Start of RECORDS TO USE
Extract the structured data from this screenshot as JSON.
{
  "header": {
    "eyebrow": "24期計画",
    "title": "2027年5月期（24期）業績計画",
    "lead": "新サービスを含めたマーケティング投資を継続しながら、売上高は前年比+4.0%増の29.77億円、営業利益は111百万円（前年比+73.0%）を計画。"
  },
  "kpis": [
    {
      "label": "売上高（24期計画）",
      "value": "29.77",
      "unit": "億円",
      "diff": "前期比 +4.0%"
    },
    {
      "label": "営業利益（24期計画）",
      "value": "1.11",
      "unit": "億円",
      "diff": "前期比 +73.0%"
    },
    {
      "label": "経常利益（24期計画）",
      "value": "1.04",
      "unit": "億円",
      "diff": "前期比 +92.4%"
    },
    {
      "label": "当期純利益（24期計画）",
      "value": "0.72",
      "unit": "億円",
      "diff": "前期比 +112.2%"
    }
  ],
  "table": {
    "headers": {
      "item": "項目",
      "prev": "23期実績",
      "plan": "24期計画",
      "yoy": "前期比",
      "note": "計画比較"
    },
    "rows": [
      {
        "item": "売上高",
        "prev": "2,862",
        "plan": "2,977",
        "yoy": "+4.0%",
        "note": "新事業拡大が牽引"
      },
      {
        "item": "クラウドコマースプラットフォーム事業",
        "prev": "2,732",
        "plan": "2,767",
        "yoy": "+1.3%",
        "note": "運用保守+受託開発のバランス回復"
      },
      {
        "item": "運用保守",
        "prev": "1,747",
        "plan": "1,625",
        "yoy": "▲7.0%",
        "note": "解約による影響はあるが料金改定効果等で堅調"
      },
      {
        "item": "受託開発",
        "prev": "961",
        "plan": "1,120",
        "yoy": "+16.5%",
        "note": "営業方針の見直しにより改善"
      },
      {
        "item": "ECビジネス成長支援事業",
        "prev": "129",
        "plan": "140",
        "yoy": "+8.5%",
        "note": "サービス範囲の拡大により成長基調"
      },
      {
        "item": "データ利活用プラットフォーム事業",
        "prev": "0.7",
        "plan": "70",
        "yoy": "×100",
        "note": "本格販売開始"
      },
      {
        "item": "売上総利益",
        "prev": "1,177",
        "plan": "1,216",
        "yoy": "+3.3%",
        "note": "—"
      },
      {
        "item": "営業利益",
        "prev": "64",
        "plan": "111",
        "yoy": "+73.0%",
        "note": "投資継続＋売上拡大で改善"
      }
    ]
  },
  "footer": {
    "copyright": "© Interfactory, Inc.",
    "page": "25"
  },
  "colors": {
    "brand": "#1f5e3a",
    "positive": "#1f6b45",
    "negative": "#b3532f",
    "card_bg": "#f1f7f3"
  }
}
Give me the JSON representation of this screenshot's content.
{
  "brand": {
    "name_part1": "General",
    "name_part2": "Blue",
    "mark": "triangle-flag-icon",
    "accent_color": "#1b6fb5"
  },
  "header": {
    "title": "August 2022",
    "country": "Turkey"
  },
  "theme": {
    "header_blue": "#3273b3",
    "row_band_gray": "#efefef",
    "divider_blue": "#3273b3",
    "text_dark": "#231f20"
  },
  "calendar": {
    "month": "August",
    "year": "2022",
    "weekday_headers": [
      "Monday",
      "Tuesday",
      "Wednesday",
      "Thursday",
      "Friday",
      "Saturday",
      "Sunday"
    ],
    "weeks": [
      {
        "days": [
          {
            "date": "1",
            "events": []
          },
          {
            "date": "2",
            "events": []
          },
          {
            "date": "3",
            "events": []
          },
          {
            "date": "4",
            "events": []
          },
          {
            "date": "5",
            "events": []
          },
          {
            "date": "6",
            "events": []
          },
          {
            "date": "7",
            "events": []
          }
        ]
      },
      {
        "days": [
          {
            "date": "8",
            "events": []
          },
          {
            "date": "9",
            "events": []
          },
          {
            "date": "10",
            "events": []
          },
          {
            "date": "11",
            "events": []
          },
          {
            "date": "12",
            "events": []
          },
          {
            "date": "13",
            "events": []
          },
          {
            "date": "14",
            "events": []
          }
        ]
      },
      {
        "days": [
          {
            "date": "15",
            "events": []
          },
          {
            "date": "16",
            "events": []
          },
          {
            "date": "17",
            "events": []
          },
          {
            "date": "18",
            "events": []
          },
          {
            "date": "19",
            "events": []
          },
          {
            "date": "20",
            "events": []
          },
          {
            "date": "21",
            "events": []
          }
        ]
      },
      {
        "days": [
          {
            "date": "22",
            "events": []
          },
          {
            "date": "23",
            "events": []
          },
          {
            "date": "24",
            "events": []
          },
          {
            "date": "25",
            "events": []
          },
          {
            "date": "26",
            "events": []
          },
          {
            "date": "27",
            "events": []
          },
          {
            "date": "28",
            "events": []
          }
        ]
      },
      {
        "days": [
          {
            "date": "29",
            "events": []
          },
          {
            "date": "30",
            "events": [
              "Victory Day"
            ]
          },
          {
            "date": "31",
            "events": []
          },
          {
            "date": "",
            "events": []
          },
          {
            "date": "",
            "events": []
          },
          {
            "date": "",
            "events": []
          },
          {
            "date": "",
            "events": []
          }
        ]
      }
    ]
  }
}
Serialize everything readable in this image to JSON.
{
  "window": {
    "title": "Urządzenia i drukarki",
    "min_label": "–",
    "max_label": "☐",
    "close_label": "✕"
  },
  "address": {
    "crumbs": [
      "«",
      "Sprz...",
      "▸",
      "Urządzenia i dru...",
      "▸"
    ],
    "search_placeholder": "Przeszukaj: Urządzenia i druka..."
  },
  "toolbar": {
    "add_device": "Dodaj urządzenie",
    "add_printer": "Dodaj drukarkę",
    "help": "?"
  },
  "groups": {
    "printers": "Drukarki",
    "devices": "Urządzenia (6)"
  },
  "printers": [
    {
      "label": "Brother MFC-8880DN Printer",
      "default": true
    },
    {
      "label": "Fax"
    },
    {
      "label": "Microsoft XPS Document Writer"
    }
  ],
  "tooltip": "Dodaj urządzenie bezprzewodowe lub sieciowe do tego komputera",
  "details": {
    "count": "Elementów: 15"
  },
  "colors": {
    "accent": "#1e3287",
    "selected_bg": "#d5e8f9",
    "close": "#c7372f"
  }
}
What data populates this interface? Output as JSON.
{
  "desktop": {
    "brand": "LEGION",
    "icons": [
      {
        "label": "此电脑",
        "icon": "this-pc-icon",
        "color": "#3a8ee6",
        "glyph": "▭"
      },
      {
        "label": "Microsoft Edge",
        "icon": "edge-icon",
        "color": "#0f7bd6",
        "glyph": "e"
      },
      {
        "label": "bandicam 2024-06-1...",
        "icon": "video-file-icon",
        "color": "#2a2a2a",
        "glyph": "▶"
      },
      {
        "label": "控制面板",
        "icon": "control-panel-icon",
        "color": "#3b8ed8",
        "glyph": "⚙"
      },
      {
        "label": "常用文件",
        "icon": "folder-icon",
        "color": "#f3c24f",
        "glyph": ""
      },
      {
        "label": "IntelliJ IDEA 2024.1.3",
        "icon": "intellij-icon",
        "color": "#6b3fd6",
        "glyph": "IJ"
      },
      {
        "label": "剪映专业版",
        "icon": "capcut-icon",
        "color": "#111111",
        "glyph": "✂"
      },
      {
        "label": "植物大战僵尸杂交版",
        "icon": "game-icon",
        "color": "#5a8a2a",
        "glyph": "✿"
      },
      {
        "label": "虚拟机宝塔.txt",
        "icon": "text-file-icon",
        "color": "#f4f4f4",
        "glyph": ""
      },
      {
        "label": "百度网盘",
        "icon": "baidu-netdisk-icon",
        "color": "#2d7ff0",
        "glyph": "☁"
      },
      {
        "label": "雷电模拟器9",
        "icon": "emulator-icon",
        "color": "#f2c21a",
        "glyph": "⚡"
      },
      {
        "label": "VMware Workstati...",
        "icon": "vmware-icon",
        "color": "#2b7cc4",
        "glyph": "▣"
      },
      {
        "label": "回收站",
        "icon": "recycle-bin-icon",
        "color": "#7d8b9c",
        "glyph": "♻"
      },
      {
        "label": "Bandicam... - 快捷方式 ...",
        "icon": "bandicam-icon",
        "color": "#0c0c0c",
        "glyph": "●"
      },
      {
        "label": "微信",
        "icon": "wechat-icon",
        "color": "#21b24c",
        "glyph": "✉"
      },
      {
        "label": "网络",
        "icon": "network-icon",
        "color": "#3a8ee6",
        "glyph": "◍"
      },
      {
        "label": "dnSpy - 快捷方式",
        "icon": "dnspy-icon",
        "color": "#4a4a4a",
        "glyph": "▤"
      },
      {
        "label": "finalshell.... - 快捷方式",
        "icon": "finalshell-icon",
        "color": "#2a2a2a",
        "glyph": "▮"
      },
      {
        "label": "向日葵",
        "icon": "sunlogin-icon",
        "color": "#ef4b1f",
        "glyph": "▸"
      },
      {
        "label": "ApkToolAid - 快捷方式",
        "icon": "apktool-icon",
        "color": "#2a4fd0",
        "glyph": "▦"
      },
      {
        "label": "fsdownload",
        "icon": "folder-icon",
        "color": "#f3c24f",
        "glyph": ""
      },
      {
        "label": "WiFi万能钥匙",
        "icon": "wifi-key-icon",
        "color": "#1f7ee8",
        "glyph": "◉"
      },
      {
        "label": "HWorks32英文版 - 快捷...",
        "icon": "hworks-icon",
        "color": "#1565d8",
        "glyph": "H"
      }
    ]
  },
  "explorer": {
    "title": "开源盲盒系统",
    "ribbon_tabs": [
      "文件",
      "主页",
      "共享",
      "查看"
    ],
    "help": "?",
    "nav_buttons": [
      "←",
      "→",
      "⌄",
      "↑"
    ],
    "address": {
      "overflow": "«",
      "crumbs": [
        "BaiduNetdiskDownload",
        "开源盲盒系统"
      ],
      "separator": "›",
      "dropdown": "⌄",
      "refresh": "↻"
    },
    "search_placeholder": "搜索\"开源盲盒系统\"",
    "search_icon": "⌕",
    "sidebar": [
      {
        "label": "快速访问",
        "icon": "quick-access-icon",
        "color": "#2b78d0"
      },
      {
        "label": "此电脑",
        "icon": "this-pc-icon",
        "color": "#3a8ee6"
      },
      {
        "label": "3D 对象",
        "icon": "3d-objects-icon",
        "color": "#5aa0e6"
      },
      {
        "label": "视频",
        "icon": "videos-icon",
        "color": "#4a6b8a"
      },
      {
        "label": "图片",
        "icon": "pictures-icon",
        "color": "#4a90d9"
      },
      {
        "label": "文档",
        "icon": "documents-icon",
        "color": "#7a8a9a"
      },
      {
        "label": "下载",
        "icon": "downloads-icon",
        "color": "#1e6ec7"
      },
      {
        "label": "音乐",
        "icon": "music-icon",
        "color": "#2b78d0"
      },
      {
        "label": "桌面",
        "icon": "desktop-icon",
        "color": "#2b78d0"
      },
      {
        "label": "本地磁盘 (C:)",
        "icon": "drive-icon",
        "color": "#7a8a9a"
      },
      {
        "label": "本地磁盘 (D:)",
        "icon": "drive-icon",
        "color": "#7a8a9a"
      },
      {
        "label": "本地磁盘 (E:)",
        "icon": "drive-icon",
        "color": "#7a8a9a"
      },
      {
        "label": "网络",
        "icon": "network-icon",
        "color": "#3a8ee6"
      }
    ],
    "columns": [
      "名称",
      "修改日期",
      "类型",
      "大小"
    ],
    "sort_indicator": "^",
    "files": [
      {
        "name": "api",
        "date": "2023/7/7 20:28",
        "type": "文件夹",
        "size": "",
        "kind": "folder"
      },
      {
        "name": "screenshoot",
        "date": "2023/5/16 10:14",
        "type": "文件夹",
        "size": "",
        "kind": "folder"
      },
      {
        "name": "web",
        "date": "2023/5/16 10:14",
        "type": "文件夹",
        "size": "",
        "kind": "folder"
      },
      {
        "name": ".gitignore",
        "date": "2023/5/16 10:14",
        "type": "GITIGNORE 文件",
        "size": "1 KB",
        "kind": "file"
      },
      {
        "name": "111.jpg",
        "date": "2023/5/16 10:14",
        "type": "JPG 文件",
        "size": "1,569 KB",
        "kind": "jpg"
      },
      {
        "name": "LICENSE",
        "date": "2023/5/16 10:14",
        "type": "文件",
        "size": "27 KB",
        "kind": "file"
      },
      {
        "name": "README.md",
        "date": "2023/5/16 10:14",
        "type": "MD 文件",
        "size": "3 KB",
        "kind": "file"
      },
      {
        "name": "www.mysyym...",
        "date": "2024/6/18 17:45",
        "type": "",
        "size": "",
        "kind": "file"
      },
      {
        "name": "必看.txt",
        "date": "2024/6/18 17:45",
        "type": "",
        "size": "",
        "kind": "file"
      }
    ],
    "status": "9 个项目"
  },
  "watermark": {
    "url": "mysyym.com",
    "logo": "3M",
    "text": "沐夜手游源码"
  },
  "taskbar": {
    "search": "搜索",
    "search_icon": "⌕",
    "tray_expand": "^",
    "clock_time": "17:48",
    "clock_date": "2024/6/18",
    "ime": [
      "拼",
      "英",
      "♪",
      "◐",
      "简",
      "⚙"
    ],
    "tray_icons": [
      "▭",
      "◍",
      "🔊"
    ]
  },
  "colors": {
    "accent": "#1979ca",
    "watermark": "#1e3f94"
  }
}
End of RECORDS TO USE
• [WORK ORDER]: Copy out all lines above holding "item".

• [EXERCISE SOLUTION]:
      "item": "項目",
        "item": "売上高",
        "item": "クラウドコマースプラットフォーム事業",
        "item": "運用保守",
        "item": "受託開発",
        "item": "ECビジネス成長支援事業",
        "item": "データ利活用プラットフォーム事業",
        "item": "売上総利益",
        "item": "営業利益",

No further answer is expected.